What you are asked to do: The complete listing, repeated precisely, must form the answer.

Input records:
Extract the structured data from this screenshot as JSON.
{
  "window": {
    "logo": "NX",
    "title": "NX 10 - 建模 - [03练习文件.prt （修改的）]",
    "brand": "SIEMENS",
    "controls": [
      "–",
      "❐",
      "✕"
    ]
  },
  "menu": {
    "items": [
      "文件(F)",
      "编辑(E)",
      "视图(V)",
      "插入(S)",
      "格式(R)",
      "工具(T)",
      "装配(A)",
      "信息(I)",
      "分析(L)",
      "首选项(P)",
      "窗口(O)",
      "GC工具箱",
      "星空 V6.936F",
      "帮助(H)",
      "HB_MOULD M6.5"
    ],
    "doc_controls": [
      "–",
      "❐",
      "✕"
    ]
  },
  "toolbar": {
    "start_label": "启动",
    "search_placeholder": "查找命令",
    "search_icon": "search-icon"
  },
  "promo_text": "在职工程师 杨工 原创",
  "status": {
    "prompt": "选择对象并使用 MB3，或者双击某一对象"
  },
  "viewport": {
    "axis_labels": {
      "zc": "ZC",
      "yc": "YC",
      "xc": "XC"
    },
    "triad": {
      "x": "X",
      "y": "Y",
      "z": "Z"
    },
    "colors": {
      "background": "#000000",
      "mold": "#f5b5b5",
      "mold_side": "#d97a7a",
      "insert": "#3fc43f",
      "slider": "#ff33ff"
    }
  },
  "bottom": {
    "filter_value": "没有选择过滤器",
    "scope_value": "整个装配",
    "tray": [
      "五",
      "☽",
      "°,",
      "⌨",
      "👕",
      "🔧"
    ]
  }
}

Exercise solution:
Extract the structured data from this screenshot as JSON.
{
  "window": {
    "logo": "NX",
    "title": "NX 10 - 建模 - [03练习文件.prt （修改的）]",
    "brand": "SIEMENS",
    "controls": [
      "–",
      "❐",
      "✕"
    ]
  },
  "menu": {
    "items": [
      "文件(F)",
      "编辑(E)",
      "视图(V)",
      "插入(S)",
      "格式(R)",
      "工具(T)",
      "装配(A)",
      "信息(I)",
      "分析(L)",
      "首选项(P)",
      "窗口(O)",
      "GC工具箱",
      "星空 V6.936F",
      "帮助(H)",
      "HB_MOULD M6.5"
    ],
    "doc_controls": [
      "–",
      "❐",
      "✕"
    ]
  },
  "toolbar": {
    "start_label": "启动",
    "search_placeholder": "查找命令",
    "search_icon": "search-icon"
  },
  "promo_text": "在职工程师 杨工 原创",
  "status": {
    "prompt": "选择对象并使用 MB3，或者双击某一对象"
  },
  "viewport": {
    "axis_labels": {
      "zc": "ZC",
      "yc": "YC",
      "xc": "XC"
    },
    "triad": {
      "x": "X",
      "y": "Y",
      "z": "Z"
    },
    "colors": {
      "background": "#000000",
      "mold": "#f5b5b5",
      "mold_side": "#d97a7a",
      "insert": "#3fc43f",
      "slider": "#ff33ff"
    }
  },
  "bottom": {
    "filter_value": "没有选择过滤器",
    "scope_value": "整个装配",
    "tray": [
      "五",
      "☽",
      "°,",
      "⌨",
      "👕",
      "🔧"
    ]
  }
}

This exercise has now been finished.